If you discovered your husband’s betrayal/sexual addiction some time recently, this title isn’t going to make sense to you. Face the pain? The pain is in your face… generally kicking you in the teeth several times a day.
Nevertheless, a time comes when the pain sinks below the surface and sits there. Initially this feels great. Finally, we’re not being continually pummelled by tidal waves of heartache. We’re sleeping through the night again (sometmes). We’re not having panic attacks while out shopping (or at least not often). Life seems like it may actually be liveable after all.
When we get to this stage in our healing, there's a temptation to say, ‘Good enough, I’ll just stop here.’ And with that, we may drop our counselor or coach and our support group (if we ever had these) and refuse to let anyone (including our husband and God) mention a word of it ever again. It's tempting to paint a smile on our face, and dare anyone to tell us all isn’t well. We can even spiritualize this stance by saying, "I've left it all on the altar." Sadly, there are many (well-meaning, but... ) in the church who may encourage us taking up this new position
However, what can happen when we do this is that the pain – bubbling just under the surface – rises up and overwhelms us at unexpected times. We are triggered by a place, a person or an object that reminds of our husband’s infidelity and we begin to have trouble breathing, or feel rage welling up in us. Next thing, we’re having some horrible trauma moment of lashing out, suffering a panic attack or in some way finding ourselves unable to cope.
Dragging out the journey
Now, all this is normal in the first stage of healing: even with the counselor, the support group, and others validating our pain and encouraging us. Some of it may continue into the second stage as well. However, when we choose to ignore the pain, this (numbness followed by eruption) can become our ongoing reality... so that we don't get to the "post-traumatic growth" stage (stage 3).
Seeing a counselor or coach, attending a support group and having our husband check-in about his current struggles (or process his past ones with us in an Amends Matrix: described in Worthy of Her Trust) will absolutely bring up the pain again. It will cause us suffering (and I know, it isn’t fair: we have already been brought to the brink of the cliff by this). However, it is suffering for a purpose. As we make space in our lives to grieve with God, and process with those he has sent to support us, we will heal. The pain below the surface… will begin to fade.
Count it all... what??

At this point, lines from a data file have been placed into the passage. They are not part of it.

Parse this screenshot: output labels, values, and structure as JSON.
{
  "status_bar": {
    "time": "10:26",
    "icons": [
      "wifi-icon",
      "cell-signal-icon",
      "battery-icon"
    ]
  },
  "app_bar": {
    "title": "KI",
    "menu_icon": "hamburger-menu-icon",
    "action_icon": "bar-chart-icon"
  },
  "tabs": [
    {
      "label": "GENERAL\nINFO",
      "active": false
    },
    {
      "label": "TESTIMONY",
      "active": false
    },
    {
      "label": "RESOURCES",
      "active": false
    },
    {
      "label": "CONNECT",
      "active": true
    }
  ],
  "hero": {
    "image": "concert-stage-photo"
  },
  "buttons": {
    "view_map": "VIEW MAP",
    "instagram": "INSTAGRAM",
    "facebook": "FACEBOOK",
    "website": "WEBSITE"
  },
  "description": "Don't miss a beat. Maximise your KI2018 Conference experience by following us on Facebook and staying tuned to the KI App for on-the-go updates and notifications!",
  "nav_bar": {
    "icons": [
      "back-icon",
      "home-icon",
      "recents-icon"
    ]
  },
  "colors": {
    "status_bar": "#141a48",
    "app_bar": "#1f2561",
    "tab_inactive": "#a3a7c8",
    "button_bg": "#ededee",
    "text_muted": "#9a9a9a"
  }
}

Really, truly it will. Even if our husband doesn't get relational recovery perfect all the time (I'm not talking about him being toxic or abusive -- which re-traumtizes -- just imperfect) you will be moving forward. Moreover, you will be in a better place to deal with new pain; and to create protective boundaries and consequences… particularly if you’ve got that support infrastructure (counsellor, support group, friends, God) backing you up and encouraging you.
And as the wounds heal over (leaving their scars) and the pain fades, you will be able to move into that place where God redeems this devastation. The place (stage 3*) where you realize you have grown. The place where you can, 'count it all joy.'
Next week I'll be discussing how to do a "grief retreat"... a way (for those who are ready because there is now safety and stability in their world) to push past "numb" and begin to move into the "redemption of all this suffering" God wants for us.
*If you'd like to know more about the "stages of recovery" from betrayal trauma, you can download this PDF.